(Beginning of INFORMATION SUPPLIED)

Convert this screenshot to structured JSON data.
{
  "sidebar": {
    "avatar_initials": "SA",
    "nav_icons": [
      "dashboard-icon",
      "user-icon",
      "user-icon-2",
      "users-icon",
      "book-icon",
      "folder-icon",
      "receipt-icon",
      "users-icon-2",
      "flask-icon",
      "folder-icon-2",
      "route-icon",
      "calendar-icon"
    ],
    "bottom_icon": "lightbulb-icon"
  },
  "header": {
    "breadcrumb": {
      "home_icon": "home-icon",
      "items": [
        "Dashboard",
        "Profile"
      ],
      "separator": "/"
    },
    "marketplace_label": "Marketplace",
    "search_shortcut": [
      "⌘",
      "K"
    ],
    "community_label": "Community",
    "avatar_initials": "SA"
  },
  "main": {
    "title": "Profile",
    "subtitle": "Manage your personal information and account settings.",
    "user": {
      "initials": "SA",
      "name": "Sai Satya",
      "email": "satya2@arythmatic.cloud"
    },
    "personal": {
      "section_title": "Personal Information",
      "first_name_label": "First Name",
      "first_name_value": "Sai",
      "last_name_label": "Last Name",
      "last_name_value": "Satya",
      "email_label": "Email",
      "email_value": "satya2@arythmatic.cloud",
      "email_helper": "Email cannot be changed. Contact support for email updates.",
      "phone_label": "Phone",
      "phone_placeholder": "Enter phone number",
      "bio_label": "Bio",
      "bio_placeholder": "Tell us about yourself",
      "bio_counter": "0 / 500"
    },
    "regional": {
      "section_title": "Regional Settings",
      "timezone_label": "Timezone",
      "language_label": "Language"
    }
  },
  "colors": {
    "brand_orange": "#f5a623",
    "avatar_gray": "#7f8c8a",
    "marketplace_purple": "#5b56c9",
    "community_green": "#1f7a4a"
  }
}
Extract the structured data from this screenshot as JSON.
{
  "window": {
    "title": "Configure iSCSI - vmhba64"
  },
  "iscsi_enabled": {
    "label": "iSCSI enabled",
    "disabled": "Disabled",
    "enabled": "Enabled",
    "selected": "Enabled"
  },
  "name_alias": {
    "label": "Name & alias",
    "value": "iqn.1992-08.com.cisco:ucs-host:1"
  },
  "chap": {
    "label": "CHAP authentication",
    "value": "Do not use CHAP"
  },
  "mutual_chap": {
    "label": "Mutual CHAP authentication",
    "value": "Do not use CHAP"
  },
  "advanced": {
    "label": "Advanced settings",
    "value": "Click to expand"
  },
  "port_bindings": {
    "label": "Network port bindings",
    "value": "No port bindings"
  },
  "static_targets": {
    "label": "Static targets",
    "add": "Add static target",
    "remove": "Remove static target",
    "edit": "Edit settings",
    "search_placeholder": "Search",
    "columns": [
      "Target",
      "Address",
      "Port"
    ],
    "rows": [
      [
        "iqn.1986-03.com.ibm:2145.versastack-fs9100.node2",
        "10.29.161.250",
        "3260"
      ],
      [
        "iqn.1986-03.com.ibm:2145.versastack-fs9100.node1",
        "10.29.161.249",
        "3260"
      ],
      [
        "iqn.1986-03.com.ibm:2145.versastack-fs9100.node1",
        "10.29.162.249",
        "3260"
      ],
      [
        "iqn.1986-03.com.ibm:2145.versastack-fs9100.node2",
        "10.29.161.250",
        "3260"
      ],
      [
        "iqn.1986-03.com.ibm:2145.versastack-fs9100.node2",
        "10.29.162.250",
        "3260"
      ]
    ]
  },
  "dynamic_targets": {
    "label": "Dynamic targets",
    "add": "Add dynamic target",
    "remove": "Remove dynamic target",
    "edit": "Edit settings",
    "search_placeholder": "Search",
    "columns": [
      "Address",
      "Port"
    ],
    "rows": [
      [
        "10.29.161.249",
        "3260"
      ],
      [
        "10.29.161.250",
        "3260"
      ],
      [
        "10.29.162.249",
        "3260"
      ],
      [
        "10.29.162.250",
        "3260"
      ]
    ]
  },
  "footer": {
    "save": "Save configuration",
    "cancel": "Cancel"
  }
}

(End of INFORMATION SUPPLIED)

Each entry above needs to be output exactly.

Convert this screenshot to structured JSON data.
{
  "sidebar": {
    "avatar_initials": "SA",
    "nav_icons": [
      "dashboard-icon",
      "user-icon",
      "user-icon-2",
      "users-icon",
      "book-icon",
      "folder-icon",
      "receipt-icon",
      "users-icon-2",
      "flask-icon",
      "folder-icon-2",
      "route-icon",
      "calendar-icon"
    ],
    "bottom_icon": "lightbulb-icon"
  },
  "header": {
    "breadcrumb": {
      "home_icon": "home-icon",
      "items": [
        "Dashboard",
        "Profile"
      ],
      "separator": "/"
    },
    "marketplace_label": "Marketplace",
    "search_shortcut": [
      "⌘",
      "K"
    ],
    "community_label": "Community",
    "avatar_initials": "SA"
  },
  "main": {
    "title": "Profile",
    "subtitle": "Manage your personal information and account settings.",
    "user": {
      "initials": "SA",
      "name": "Sai Satya",
      "email": "satya2@arythmatic.cloud"
    },
    "personal": {
      "section_title": "Personal Information",
      "first_name_label": "First Name",
      "first_name_value": "Sai",
      "last_name_label": "Last Name",
      "last_name_value": "Satya",
      "email_label": "Email",
      "email_value": "satya2@arythmatic.cloud",
      "email_helper": "Email cannot be changed. Contact support for email updates.",
      "phone_label": "Phone",
      "phone_placeholder": "Enter phone number",
      "bio_label": "Bio",
      "bio_placeholder": "Tell us about yourself",
      "bio_counter": "0 / 500"
    },
    "regional": {
      "section_title": "Regional Settings",
      "timezone_label": "Timezone",
      "language_label": "Language"
    }
  },
  "colors": {
    "brand_orange": "#f5a623",
    "avatar_gray": "#7f8c8a",
    "marketplace_purple": "#5b56c9",
    "community_green": "#1f7a4a"
  }
}
Extract the structured data from this screenshot as JSON.
{
  "window": {
    "title": "Configure iSCSI - vmhba64"
  },
  "iscsi_enabled": {
    "label": "iSCSI enabled",
    "disabled": "Disabled",
    "enabled": "Enabled",
    "selected": "Enabled"
  },
  "name_alias": {
    "label": "Name & alias",
    "value": "iqn.1992-08.com.cisco:ucs-host:1"
  },
  "chap": {
    "label": "CHAP authentication",
    "value": "Do not use CHAP"
  },
  "mutual_chap": {
    "label": "Mutual CHAP authentication",
    "value": "Do not use CHAP"
  },
  "advanced": {
    "label": "Advanced settings",
    "value": "Click to expand"
  },
  "port_bindings": {
    "label": "Network port bindings",
    "value": "No port bindings"
  },
  "static_targets": {
    "label": "Static targets",
    "add": "Add static target",
    "remove": "Remove static target",
    "edit": "Edit settings",
    "search_placeholder": "Search",
    "columns": [
      "Target",
      "Address",
      "Port"
    ],
    "rows": [
      [
        "iqn.1986-03.com.ibm:2145.versastack-fs9100.node2",
        "10.29.161.250",
        "3260"
      ],
      [
        "iqn.1986-03.com.ibm:2145.versastack-fs9100.node1",
        "10.29.161.249",
        "3260"
      ],
      [
        "iqn.1986-03.com.ibm:2145.versastack-fs9100.node1",
        "10.29.162.249",
        "3260"
      ],
      [
        "iqn.1986-03.com.ibm:2145.versastack-fs9100.node2",
        "10.29.161.250",
        "3260"
      ],
      [
        "iqn.1986-03.com.ibm:2145.versastack-fs9100.node2",
        "10.29.162.250",
        "3260"
      ]
    ]
  },
  "dynamic_targets": {
    "label": "Dynamic targets",
    "add": "Add dynamic target",
    "remove": "Remove dynamic target",
    "edit": "Edit settings",
    "search_placeholder": "Search",
    "columns": [
      "Address",
      "Port"
    ],
    "rows": [
      [
        "10.29.161.249",
        "3260"
      ],
      [
        "10.29.161.250",
        "3260"
      ],
      [
        "10.29.162.249",
        "3260"
      ],
      [
        "10.29.162.250",
        "3260"
      ]
    ]
  },
  "footer": {
    "save": "Save configuration",
    "cancel": "Cancel"
  }
}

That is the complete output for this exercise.